PROPHETSTOWN — Maintaining a lead was something the Kewanee boys' basketball team had no issues doing on Thursday night. Gaining separation, though, was an issue.
All that changed late in the fourth quarter.
Consistent defensive stops and perfect foul shooting allowed the Boilermakers to finally extend a wire-to-wire lead. Kewanee forced Prophetstown into eight fourth-quarter turnovers and converted its last 10 free throws to snag a 78-63 Three Rivers Conference victory.
"We tried to extend the lead as much as possible," Kewanee senior guard Matt Gustafson said. "We just made some mental mistakes."
Offensive efficiency kept Kewanee (18-3, 11-0 TRAC-9) ahead from the opening basket to the final horn. Defensive inconsistencies allowed the Prophets (12-13, 5-7) to stay close even when the Boilermakers twice had eight-point leads in the second half.
Prophetstown countered with a run of its own, with its last cutting the deficit to 66-62 as it held the ball with 3:02 left. Gustafson then sealed the deal, forcing a steal near the mid-court line and converting an uncontested layup to push the lead to 68-62.
"It always helps to make a defensive play," Gustafson said. "It gets everyone fired up."
After that, Kewanee scored 10 of the game's last 11 points to get its ninth consecutive win.
"That was the play that energized us to make that run," said Kewanee coach Steve Salisbury, whose team hit all 10 foul shots in the final 70 seconds. "For sure."
Down two points midway through the fourth, the Prophets went the final 3:26 without a field goal.
"It comes down to composure and execution," said Prophetstown coach Cordell Juhola, who received 18 points from Carter Ames and 17 from Devin Johnson. "Untimely errors ... "
While the Boilermakers were frustrated with spotty defensive play and their inability to put the game away when they had chances, they did play their best when it mattered most. Kewanee hit 10 of its 11 fourth-quarter foul shots and thwarted every Prophetstown rally attempt with solid defense.
What helped keep the lead was a balanced scoring attack, with Dayton Ince (18 points), Donovan Oliver (16), Gustafson (12), Ryan Hicks (11) and Jared Nimrick (10) all reaching double figures.
"It wasn't our best game, but it was a good game," Salisbury said. "We fought through some adversity and showed signs of maturity."
Better yet, the Boilermakers never trailed.

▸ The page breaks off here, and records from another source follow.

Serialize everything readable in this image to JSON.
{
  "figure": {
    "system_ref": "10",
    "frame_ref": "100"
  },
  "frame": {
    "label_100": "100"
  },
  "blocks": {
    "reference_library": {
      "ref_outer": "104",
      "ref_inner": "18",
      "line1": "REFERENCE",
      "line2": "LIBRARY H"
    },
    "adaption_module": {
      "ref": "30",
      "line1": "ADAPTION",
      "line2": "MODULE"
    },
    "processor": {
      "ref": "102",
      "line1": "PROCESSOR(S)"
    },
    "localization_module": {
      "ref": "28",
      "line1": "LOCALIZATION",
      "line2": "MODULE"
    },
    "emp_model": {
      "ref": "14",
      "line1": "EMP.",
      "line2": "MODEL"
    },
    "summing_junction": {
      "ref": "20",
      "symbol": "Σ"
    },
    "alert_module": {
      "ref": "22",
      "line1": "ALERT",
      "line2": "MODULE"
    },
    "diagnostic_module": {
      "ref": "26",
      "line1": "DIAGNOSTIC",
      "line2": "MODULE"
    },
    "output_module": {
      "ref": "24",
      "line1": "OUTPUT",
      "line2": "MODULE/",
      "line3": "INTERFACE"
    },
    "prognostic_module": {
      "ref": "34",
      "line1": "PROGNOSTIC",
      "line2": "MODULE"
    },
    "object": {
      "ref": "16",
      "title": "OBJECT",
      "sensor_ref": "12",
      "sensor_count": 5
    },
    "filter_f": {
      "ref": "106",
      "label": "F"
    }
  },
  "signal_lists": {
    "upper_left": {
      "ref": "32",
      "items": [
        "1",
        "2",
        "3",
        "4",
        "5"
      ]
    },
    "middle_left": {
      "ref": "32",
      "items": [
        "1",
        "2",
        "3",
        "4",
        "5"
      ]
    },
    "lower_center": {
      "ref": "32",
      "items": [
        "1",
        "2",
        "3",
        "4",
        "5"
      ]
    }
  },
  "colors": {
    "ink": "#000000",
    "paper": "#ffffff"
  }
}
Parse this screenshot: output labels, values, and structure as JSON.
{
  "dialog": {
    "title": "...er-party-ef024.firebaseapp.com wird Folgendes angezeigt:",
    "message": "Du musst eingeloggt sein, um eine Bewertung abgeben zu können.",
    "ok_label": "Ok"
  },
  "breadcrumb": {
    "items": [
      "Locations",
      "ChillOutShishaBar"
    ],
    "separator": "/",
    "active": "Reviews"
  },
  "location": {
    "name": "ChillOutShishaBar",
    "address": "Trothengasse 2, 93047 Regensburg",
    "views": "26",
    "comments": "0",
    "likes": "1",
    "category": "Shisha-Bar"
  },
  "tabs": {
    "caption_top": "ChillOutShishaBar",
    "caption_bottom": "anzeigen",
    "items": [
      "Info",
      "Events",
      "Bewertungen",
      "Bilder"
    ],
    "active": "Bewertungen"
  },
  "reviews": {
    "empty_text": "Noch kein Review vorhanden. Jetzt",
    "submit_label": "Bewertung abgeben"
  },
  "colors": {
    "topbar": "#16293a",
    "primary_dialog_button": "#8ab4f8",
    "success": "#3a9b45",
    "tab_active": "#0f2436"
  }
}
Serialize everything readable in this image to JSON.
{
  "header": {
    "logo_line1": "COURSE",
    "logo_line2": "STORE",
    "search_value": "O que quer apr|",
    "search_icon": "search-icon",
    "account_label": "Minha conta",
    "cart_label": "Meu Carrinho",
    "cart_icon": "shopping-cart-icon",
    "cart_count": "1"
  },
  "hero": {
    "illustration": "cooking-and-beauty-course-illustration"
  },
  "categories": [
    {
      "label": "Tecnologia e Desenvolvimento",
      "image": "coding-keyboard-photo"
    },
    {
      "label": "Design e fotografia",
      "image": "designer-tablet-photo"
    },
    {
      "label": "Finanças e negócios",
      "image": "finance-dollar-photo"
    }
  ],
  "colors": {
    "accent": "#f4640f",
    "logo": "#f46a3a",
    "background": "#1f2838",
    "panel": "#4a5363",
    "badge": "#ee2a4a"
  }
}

Looking back, that's a good thing.
"We've been doing well this year of keeping a lead, even how slight it is," Gustafson said. "We do a good job of making (the opponent) play from behind."